Many exhaust systems are pieced together by clamp or flange connections.
All vehicles have at least one pipe with a flange connection. The front pipe or header pipe bolted to the manifold uses a flange of some type. Many modern vehicles now connect other components, such as catalytic converters, downstream exhaust pipes and even mufflers, with flange connections. With the car on a lift and a mechanic that knows what he is doing, the repair could take a mere few minutes. With a home repair mechanic laying on his back with limited tools, the repair could become complicated.
1. Inspect the pipe with the leaking flange gasket carefully before attempting to disconnect it. Front-pipe-to-manifold flanges often require the rear flange to the converter or pipe be separated in order to access the leaking gasket. Sometimes unhooking an exhaust hanger somewhere down the exhaust stream might allow enough flexibility to forgo the rear flange disconnection.
2. Determine how the flange is connected. All front-pipe-to-manifold flanges are secured by nuts to the studs of the manifold. Downstream flange connections may use studs on one side and nuts on the other or simple nuts and bolts. Downstream studs can be distinguished by round heads which, unlike a hex bolt head, cannot be held with a wrench. Studs have grooved notches in their shafts and do not require a box-end wrench for removing the nut. Nut and bolt connections will require the bolt of the head be held stationary (with the wrench) while a ratchet and socket loosen the nut (or another wrench).
3. Disconnect the flange hardware. If necessary, heat the nuts of the connection with an oxyacetylene torch. Using a portable propane torch may not heat the nut up enough or could take a considerable amount of time. Heat just the edges of the nut and not the bolt. This will expand the nut. Once the nut is cherry red, turn off the torch and remove the nut. For front pipes, a ratchet, long extension and socket are most likely required.
4. Repeat for each nut and stud/bolt connection of the flange until all retaining hardware is removed. The studs will remain intact on their respective exhaust components.
5. Separate the flange connection. This is where the exhaust pipe hanger tool may come in handy. Releasing one or more exhaust hangers near the flange connection may give the exhaust system enough flexibility to access the mating surfaces of each mating flange. As mentioned earlier, it may also require separating the other connection of the exhaust component with the compromised flange gasket.

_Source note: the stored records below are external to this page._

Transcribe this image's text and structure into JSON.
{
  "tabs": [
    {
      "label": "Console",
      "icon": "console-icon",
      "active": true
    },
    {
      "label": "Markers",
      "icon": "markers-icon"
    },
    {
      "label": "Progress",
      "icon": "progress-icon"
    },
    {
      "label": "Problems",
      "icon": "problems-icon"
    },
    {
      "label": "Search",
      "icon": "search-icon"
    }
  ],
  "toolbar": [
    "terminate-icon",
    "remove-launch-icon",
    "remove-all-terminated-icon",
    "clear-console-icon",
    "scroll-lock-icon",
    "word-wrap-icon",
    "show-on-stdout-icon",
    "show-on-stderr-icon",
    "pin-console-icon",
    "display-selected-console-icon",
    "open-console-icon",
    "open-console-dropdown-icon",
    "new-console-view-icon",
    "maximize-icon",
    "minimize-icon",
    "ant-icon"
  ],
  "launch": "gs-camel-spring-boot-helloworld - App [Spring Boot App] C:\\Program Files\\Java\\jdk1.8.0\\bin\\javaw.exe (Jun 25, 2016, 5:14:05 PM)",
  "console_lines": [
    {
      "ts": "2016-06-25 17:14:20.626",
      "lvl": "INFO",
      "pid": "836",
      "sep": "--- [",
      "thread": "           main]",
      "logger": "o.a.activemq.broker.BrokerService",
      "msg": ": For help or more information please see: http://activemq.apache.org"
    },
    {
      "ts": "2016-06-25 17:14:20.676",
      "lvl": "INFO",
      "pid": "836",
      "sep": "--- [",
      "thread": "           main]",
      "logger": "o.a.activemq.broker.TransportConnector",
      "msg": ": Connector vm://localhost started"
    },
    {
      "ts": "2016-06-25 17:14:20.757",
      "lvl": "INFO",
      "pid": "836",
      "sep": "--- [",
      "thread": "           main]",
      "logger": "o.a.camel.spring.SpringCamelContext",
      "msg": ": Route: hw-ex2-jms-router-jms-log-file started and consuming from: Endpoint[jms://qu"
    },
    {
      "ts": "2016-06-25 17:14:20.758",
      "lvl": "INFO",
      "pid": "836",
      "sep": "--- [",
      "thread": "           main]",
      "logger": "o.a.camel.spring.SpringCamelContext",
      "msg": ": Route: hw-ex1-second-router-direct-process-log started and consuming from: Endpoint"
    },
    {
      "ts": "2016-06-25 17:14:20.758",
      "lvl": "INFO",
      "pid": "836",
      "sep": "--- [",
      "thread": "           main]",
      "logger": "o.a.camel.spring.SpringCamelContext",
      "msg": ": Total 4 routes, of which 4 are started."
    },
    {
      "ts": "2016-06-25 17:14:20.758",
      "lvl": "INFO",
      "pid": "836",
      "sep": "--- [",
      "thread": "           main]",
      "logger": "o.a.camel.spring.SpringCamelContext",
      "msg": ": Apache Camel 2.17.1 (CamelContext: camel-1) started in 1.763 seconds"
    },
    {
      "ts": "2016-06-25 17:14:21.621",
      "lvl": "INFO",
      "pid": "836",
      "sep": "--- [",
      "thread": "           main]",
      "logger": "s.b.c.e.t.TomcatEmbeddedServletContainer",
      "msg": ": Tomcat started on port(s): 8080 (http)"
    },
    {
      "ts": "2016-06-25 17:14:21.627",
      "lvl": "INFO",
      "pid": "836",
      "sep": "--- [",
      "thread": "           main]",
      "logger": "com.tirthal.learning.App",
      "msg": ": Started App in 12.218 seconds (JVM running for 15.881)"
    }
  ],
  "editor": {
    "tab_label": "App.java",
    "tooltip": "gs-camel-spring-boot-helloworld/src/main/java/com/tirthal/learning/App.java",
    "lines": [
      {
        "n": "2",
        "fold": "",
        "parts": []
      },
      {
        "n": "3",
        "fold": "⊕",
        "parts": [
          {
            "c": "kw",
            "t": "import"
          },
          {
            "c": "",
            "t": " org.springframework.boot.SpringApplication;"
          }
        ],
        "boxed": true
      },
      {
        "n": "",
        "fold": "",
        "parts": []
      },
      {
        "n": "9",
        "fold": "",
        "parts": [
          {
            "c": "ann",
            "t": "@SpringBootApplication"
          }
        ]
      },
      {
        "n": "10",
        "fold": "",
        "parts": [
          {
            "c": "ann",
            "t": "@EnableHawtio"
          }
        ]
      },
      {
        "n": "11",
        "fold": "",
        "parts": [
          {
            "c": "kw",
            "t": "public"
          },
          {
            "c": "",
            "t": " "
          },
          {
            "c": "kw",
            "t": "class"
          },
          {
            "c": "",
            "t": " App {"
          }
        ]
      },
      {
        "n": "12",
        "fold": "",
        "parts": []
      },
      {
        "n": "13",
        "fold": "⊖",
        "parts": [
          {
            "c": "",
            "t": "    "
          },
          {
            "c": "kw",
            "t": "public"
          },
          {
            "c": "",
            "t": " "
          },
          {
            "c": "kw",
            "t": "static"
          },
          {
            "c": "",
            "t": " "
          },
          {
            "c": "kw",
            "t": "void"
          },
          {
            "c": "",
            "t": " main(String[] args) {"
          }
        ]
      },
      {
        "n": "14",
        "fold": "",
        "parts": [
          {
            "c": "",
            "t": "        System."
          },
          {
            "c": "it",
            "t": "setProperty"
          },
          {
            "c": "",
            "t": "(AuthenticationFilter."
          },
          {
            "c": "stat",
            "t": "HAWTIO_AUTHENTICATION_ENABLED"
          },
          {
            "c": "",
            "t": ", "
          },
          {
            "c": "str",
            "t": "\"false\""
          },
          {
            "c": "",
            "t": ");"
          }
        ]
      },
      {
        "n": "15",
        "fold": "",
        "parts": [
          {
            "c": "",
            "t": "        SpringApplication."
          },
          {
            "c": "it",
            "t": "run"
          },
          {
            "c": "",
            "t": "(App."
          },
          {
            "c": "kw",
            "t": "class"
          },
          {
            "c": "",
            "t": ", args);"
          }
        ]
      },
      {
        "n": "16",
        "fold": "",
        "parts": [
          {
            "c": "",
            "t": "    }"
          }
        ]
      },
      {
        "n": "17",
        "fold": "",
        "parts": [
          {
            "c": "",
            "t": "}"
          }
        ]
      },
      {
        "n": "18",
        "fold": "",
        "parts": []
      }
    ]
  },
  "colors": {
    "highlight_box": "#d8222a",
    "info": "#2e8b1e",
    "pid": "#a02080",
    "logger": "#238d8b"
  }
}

6. Clean each flange connection’s mating surface with emery cloth or medium-grit sandpaper, after allowing the exhaust system to cool down, if a torch was used.
7. Apply a level amount of high-temp Perma-Tex (O2 sensor-safe) compound on both sides of the gasket. Place the gasket between the flanges. On most flange connections, there’s a small piece of pipe protruding on the inside of the flange to place the gasket on, depending on the type of application. Some front pipe gaskets are called “donut” gaskets and fit into a ball-flared exhaust pipe.
8. Reconnect the flange connection, after replacing the system on hangers, if applicable, with new hardware (nuts, bolts, washers and lock washers).
9. Start the vehicle and check the flange connection for leaks. If necessary, re-tighten the hardware.